The house shook from time to time. Mum tried to tell us not to worry, it was our planes sending the Germans away. We knew this was wrong as we knew the sounds of the different planes, kids used to take pride in knowing these things ..... but we didn't say anything.
I remember one VERY loud bang and the house really shook that time and there was dust everywhere ... it was scary. Dad still wasn't home. There was a knock on the door and it was the air raid wardens asking us if we were alright and if we had any water to spare.
Mum asked what it was like where Dad would most likely have been and he looked gloomy and said it's bad down there. "It's bad, Mother" was all he would say about the raid in general.
At one point Mum asked me to recite a prayer we had learnt at school .... it began, "God is our refuge and strength, a very present help in times of trouble" .... She must have been scared witless herself and yet trying to keep it from us.
The night passed and then the "all clear" eventually sounded and we emerged.
Our house was a mess! The front had collected the worst of the damage, from the back it looked OK. The front door was up at the top of the stairs .... having neatly sailed over the top of my dolls pram on the way!

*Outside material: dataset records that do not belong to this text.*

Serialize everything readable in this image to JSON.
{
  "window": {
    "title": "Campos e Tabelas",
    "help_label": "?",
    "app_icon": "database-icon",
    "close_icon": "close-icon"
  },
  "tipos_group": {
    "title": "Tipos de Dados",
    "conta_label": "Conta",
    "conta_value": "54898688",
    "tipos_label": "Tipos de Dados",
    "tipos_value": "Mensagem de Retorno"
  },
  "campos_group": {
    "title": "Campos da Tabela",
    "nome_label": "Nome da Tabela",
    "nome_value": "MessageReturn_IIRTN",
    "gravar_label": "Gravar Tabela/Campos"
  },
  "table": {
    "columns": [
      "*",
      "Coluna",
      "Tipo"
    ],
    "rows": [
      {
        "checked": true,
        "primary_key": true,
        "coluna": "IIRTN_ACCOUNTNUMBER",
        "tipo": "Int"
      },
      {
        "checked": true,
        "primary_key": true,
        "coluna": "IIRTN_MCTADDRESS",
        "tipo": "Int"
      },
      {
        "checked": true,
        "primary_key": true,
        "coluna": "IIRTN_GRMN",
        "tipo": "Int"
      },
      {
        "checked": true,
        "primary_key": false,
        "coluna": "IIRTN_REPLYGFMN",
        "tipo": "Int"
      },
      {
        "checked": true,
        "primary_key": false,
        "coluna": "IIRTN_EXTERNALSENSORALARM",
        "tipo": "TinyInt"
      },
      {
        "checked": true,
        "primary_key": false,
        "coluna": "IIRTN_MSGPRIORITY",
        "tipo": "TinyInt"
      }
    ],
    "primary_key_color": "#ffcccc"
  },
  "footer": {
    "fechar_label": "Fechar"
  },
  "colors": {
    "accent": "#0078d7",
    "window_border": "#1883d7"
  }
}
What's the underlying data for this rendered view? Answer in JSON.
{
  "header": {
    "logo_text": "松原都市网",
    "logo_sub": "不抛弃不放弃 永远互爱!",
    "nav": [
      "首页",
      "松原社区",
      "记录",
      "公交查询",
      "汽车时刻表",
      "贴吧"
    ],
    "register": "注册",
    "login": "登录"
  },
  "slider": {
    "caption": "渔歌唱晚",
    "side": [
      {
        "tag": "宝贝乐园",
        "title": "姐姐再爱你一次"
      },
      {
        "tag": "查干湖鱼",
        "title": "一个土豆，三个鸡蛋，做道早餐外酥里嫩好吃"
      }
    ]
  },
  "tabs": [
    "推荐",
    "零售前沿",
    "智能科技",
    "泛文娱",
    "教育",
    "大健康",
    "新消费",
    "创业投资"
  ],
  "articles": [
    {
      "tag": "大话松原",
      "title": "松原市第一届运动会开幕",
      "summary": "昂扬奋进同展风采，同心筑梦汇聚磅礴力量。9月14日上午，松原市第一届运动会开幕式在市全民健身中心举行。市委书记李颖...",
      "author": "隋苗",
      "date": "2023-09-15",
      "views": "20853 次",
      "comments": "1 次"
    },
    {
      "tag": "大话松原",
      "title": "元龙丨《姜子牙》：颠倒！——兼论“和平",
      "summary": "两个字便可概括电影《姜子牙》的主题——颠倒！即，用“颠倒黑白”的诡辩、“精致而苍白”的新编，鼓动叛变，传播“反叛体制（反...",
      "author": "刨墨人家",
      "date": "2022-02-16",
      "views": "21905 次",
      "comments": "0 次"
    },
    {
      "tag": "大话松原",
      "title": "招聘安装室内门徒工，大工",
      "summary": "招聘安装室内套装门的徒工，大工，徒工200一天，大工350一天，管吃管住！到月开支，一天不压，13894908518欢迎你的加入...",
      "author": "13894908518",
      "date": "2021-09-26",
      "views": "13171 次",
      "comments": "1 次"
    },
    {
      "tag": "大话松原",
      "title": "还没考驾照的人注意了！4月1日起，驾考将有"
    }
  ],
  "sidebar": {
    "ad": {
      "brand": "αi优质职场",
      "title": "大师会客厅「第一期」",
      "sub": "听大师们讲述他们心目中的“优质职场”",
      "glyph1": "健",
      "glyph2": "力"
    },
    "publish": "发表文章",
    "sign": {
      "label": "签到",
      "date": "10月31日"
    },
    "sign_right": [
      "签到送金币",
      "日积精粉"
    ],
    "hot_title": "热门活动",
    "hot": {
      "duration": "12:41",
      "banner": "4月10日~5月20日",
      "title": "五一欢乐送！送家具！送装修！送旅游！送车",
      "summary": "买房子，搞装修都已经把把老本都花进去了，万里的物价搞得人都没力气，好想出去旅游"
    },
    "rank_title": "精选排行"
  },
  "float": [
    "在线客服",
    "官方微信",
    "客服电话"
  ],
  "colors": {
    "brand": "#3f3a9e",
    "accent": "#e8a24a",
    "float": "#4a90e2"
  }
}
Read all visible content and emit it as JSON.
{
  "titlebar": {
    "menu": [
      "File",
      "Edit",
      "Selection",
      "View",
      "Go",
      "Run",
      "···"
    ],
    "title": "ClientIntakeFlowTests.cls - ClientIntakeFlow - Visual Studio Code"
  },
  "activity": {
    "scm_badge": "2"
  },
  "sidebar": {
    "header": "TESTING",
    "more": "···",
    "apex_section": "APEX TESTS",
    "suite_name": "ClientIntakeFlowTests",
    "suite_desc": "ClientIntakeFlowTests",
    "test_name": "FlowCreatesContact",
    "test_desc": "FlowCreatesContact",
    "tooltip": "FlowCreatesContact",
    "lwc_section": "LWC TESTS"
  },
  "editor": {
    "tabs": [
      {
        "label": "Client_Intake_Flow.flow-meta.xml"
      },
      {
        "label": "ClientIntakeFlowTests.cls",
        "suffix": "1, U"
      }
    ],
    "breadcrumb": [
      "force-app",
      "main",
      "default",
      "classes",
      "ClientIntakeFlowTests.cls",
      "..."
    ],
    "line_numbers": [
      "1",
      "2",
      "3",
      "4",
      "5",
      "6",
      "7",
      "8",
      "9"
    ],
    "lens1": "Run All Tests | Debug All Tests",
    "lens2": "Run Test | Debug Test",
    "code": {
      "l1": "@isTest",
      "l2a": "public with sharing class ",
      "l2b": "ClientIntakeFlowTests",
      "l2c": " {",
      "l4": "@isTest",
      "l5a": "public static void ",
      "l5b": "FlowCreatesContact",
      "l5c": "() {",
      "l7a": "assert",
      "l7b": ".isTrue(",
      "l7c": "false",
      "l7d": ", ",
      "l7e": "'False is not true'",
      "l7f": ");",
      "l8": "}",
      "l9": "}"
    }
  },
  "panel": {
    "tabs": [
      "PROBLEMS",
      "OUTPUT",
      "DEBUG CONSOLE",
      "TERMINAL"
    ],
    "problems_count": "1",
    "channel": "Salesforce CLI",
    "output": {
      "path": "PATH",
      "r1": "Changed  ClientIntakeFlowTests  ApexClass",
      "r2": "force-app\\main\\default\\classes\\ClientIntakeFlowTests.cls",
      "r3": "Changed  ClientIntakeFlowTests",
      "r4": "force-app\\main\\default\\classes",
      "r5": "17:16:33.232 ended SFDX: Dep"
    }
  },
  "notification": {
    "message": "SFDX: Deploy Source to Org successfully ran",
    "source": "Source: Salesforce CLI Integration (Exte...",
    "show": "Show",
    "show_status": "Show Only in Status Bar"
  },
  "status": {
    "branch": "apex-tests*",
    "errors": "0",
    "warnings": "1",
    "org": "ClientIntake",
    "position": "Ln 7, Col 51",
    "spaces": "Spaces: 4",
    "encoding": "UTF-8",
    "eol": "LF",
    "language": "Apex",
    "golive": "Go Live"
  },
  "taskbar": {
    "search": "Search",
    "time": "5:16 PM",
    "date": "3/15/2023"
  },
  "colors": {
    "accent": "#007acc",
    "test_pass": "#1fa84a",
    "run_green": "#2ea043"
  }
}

Dollies were still asleep although covered in dust.
The windows were gone. You could see daylight between the living room and the front room of the house if you looked up! Our chair backs and cushions were draped over the telephone poles in the road and the pub opposite had caught the worst of the blast from the landmine which had caused all this.
The front room furniture and the bedrooms were all badly damaged, some beyond repair. The piano which was a nice little modern one, was badly damaged but survived, to be totally destroyed when it went to the repair shop later and that burned down in a later raid.
Still, we were all OK ... but WHERE WAS DAD? We children went to the gate and looked for him for ages and ages. There was so much going on with all the mess and air raid wardens still racing about helping.
A collage made by Dorothy Gibbs showing the old Cathedral burning and the new one arising from the ashes as well as a page from her father's journal describing that night
There was debris everywhere but still no Dad. Then eventually great joy! A very weary looking, familiar figure appeared trudging up the road... pushing his old bike. He couldn't ride it, there was too much debris about. "Thank God you are all OK he said"..... and the house, it looks OK too. But this was the back... he couldn't see the damage from there.
It transpired he had tried to get home, dodging from public shelter to shelter but had eventually been ordered to stay in one of them till the raid was over. Our little world was much the better for having him back.
Of course, much later I found out that this was a minor part of what went on in the City that night.... our lovely old Cathedral was burning and totally destroyed, whole streets full of houses were gone and many, many dead and injured. In fact much of the City was destroyed, but a small child's perspective is much narrower than that. I was not quite seven years old at the time.
Later that day, they decided to try to get to my Grandmother's cottage in the country. We walked to a station in the suburbs.... not the usual one in town and managed to get a train to Banbury. We had no means of onward travel from there but a very helpful WVS lady persuaded an army vehicle to take us to Grandma's. We took another family with us from Coventry and when we got there were surprised to see that they were half expecting to see us.
That night, five of us kids all slept the wrong way round in one double bed. The adults slept wherever they could.... but it was heaven and QUIET too!
Again, it is smells I remember... this time of paraffin lamps in a nice warm kitchen with an ingle nook fireplace. Next day Grandma went away to stay with her daughter for the Winter, she was already going to do that and we took over the cottage for the next few months. As the winter ended we went back to Coventry.... just in time to get bombed out again but this time we stayed.